Microflora, or gut flora, are the microorganisms that normally live in the digestive tract and perform a number of useful functions for their hosts.
The average human body, consisting of about ten trillion cells (10,000,000,000,000),and has about ten times that number of microorganisms in the gut. In fact, bacteria make up most of the flora in the colon. Somewhere between 300 and 1000 different species live in the gut, with most estimates at about 500.
Research suggests that the relationship between gut flora and humans is not merely commensal (a non-harmful coexistence), but rather is a mutualistic, symbiotic relationship.

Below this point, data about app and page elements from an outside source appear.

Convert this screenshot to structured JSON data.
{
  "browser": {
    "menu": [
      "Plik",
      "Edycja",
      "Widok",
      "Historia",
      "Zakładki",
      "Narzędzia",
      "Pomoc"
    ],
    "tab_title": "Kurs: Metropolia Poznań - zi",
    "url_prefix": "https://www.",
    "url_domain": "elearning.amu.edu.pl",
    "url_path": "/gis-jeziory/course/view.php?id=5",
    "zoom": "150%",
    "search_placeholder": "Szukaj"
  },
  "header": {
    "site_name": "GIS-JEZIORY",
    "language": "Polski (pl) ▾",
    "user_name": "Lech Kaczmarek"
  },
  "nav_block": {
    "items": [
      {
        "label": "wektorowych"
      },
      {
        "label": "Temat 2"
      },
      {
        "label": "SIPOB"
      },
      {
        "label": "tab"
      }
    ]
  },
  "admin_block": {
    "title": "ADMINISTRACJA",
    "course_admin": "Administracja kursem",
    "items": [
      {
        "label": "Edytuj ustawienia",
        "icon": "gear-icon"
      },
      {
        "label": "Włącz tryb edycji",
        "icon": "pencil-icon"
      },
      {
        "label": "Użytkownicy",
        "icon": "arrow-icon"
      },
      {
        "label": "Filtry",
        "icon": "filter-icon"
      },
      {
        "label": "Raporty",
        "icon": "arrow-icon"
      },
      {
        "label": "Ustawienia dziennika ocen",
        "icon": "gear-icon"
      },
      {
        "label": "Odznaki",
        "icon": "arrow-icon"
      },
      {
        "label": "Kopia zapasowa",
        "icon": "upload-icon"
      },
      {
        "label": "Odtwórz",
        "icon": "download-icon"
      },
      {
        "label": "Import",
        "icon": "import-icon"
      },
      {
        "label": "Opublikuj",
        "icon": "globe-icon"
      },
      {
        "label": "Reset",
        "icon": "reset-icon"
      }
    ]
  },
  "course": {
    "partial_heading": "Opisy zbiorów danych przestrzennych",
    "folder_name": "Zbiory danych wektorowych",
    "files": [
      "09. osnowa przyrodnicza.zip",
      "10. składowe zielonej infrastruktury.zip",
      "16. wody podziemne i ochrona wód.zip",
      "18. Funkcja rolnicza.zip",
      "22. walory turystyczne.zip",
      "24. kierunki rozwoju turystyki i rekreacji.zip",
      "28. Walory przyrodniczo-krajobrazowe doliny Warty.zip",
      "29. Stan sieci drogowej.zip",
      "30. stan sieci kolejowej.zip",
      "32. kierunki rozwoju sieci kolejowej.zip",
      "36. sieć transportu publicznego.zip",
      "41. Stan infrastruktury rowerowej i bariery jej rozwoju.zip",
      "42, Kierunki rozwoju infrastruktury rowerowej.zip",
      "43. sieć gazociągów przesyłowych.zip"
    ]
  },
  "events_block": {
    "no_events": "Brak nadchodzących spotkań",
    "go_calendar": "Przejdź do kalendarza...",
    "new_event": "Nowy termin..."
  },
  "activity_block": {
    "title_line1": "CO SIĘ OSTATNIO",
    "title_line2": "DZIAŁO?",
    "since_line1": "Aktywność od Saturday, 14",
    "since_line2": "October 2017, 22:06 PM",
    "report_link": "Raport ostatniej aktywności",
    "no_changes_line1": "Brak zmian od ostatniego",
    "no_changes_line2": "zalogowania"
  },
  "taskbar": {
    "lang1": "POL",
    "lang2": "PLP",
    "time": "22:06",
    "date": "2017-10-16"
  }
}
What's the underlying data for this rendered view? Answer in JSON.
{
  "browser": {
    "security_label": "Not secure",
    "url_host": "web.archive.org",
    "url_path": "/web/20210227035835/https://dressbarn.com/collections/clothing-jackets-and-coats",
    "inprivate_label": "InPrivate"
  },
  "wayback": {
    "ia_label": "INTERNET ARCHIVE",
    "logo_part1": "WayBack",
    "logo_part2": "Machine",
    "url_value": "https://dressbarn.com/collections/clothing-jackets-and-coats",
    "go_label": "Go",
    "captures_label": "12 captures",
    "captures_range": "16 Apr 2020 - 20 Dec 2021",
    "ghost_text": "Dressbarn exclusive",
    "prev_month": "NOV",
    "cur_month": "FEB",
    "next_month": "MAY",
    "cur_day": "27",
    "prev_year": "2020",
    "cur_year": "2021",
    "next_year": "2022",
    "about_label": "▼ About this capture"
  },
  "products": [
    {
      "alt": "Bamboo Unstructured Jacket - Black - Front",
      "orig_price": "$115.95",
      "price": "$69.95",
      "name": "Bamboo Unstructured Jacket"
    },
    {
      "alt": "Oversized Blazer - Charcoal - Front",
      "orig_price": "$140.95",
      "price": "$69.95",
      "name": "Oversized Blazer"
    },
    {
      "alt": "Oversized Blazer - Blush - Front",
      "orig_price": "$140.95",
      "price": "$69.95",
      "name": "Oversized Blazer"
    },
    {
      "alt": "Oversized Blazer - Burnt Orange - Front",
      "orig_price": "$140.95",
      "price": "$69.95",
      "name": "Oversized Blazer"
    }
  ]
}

Though people can survive with no gut flora, the microorganisms perform a host of useful functions, such as fermenting unused energy substrates, training the immune system, preventing growth of harmful species,regulating the development of the gut, producing vitamins for the host (such as biotin and vitamin K), and producing hormones to direct the host to store fats.